Looking at recent decisions of German courts in the field of Product Liability, two themes are worthwhile to discuss:
(1) Foreseeable misuse in connection with the installation of a product
The German Bundesgerichtshof (Federal Supreme Court) recently decided a case in which the plaintiff had installed an electrical water heater on his own that he had bought in a supermarket for construction equipment. Attached to the water heater was a clear description that installation should only be done by qualified personnel and that certain steps had to be taken during the installation that the plaintiff probably ignored. The heater exploded.
The Bundesgerichtshof held that safety of a product is only required as far as instructions for use and installation are observed.
This decision is important for the industry in differentiating cases in which clear instructions are ignored from cases of foreseeable misuse of the product which manufacturers must consider and take care of in the safety design of the product.
(2) Suspected defects of a serial product
Several German courts of the first and second instance had to decide cases concerning the question if and under which circumstances a merely suspected defect of a serial product can lead to liability under sec. 1 para. 1 of the German Produkthaftungsgesetz (Product Liability Law, „ProdHaftG"). Prerequisite of liability is a product defect within the meaning of sec. 3 ProdHaftG. The burden of proof that the product has a defect and that this caused the damage lies with the plaintiff.

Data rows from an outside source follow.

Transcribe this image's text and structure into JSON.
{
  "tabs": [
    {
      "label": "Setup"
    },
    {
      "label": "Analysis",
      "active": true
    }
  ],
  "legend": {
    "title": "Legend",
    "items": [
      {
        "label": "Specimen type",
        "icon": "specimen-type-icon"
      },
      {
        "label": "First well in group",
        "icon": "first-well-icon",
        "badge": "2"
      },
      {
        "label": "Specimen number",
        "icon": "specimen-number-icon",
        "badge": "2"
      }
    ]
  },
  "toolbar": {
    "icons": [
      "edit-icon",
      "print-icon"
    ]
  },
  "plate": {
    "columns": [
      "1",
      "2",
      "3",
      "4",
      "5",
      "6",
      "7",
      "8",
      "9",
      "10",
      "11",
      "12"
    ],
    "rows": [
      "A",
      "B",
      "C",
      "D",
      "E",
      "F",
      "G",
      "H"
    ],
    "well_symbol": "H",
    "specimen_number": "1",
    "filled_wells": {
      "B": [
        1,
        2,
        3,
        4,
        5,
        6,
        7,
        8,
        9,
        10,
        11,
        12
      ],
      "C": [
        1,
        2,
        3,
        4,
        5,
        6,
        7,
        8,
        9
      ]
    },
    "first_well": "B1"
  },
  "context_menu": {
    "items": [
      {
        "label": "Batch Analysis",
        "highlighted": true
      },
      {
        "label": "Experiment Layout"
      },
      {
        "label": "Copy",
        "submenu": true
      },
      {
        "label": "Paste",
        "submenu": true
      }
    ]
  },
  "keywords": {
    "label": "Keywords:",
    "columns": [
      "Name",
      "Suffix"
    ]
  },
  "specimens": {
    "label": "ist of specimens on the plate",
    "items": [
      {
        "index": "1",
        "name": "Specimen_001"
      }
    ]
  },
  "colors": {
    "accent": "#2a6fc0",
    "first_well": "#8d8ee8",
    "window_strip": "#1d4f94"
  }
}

But what about cases in which it is well known that a number of products within a series have a defect (while others don't) and the individual product cannot be examined any longer? What if the manufacturer has already ordered a recall because of this situation?
The AG Charlottenburg had to decide about the costs for the surgical removal of a part of a pacemaker which could no longer be examined in the litigation and held that an earlier recall of this type of product alone was not enough to prove a product de-fect. In a similar case, the OLG Frankfurt also denied a claim arguing that the plaintiff could not prove that the pacemaker had been defective.
The OLG Düsseldorf had to decide a case of an implantable defibrillator and held that the risk of a malfunction alone could be a defect of the product because the patients relied on the proper working in life-threatening situation. Upon appeal, the Bundesgerichtshof has forwarded the case to the European Court of Justice to clarify the question whether Art 6 para 1 of the European Product Liability Directive is to be interpreted in the sense that an implanted medical technical product already has a product defect if a certain number of the same series have shown a malfunction while a defect in the individual product cannot be proven.
A personal comment: Let's hope that the European Court of Justice will uphold the principle that the plaintiff must prove that the individual product is defective and will allow exceptions only where the suspicion of a defect is very concrete and cannot be affirmed or contradicted without destroying or removing the product from the human body while a defect would lead to severe damage to life or health.